Today has been another busy day at the World Meeting of Families. The second, and last, full day, the schedule was packed. We began by browsing in the exhibitors hall. It is encouraging to see such a vast, vibrant array of organisations, resources, toys, art, clothing etc. I managed to be reasonably restrained and only bought a couple of things; Not Just Good, But Beautiful, a book containing 16 of the presentations given at last year’s inter religious Humanum conference, and A Sinner’s Guide to NFP by blogger Simcha Fischer. There were also lots of freebies too including a Catholic Answers booklet on Divorce, Remarriage and Communion, Magnificat and Magnifikid, which I was delighted with as I have always wanted to take a peek inside Magnifikid, and many other magazines, DVDs, information leaflets, etc.
We attended a morning breakout session by Dr Janet E Smith. She spoke about the prophetic nature of Humanae Vitae. Dr Smith began the talk by placing Humanae Vitae in context- it was a time of many student protests, the sexual revolution was under way, the Beatles were new on the music scene. Until 1930, all Christian denominations had rejected contraception.

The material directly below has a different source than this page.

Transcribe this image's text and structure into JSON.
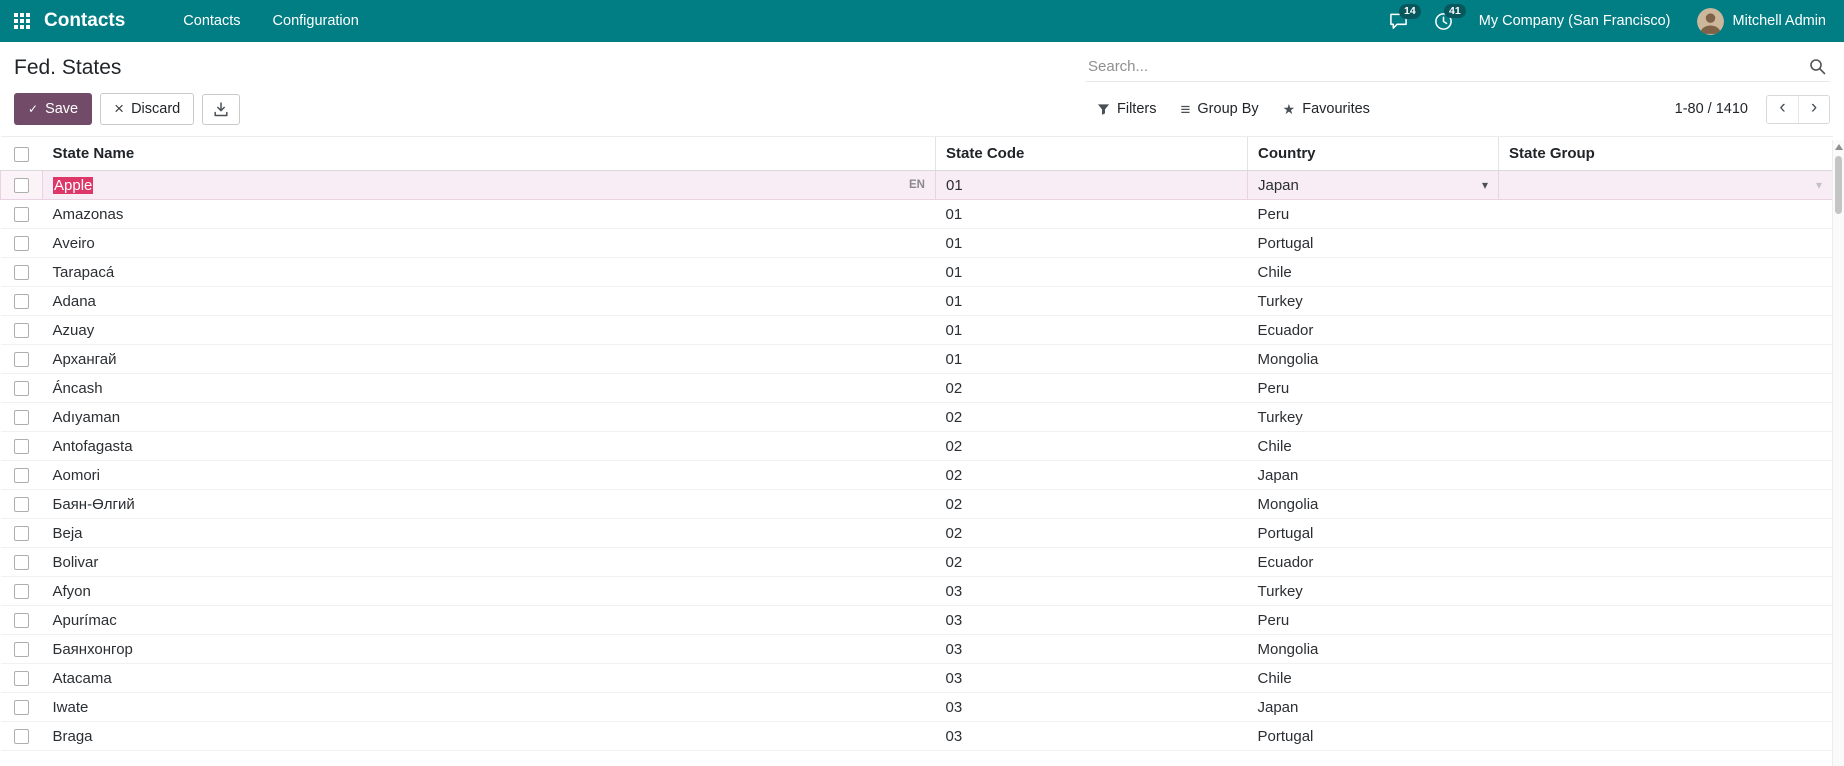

It was only at the Lambeth Council was contraception finally permitted for Anglicans. After the promulgation of Humanae Vitae, some prominent Catholic priests rejected the Church teaching and even went as far as encouraging dissent. However, time has revealed the prophetic nature of the document. Smith used statistics and facts to paint a picture of the effects of the Pill in our culture today;
- Over 42% of children in U.S. are born out of wedlock. In Detroit that figure is over 80%
- 83% of women who have abortions are unmarried. 51% of women who have an abortion are using contraception
- The UN withholds assistance from countries that do not have aggressive population control programs
However, despite the bleak outlook that statistics paint, Dr Smith ended her talk by offering hope for the future, saying that there is a new springtime.
Hope for the future is something I really felt today at the World Meeting of Families. There are so many faith-filled, committed young families and big families that have made the pilgrimage to be in Philadelphia. There are many priests and religious too, but I was struck by how young they seem to be.
The afternoon key note was presented by Cardinal Luis Tagle. I have never heard him speak before and I was unsure of what to expect. He spoke on the subject of the wounded Church, and how each and everyone of us is wounded but the family and the Church are places the family finds healing. It is precisely in the power of Christ’s wounds that the grace of healing originates. He used the examples of the Good Samaritan, the Prodigal Son, the friends who removed the roof off the synagogue to lower the paralysed man down to Jesus. That is what families do- they never give up. They stand by their wounded members. Indeed a wound to a family member wounds the entire family. This is also the cast with the Church. The Church is a Church of the wounded, for the wounded or, as Pope Francis said, a field hospital for the sick. In order to help bind the wounds, we are sometimes called to go to dark places and, like the Good Samaritan, heal wounds, restore relationship and banish alienation. Despite the heavy subject, Cadinal Tagle was engaging and made numerous light-hearted jokes!
Our afternoon ended in the Ballroom with Christopher West. He spoke about living life in 3D- Desires, Design and Destiny. He spoke about The sexual revolution enjoyed great success in large part because it was reacting against an impoverished and distorted vision of human sexuality and Church teaching. Thanks to John Paul II’s Theology of the Body there was a recovery of the authentic appreciation of the beauty, mystery and goodness of human sexuality.
We ended the day back home, watching coverage of Pope Francis’ visit on EWTN.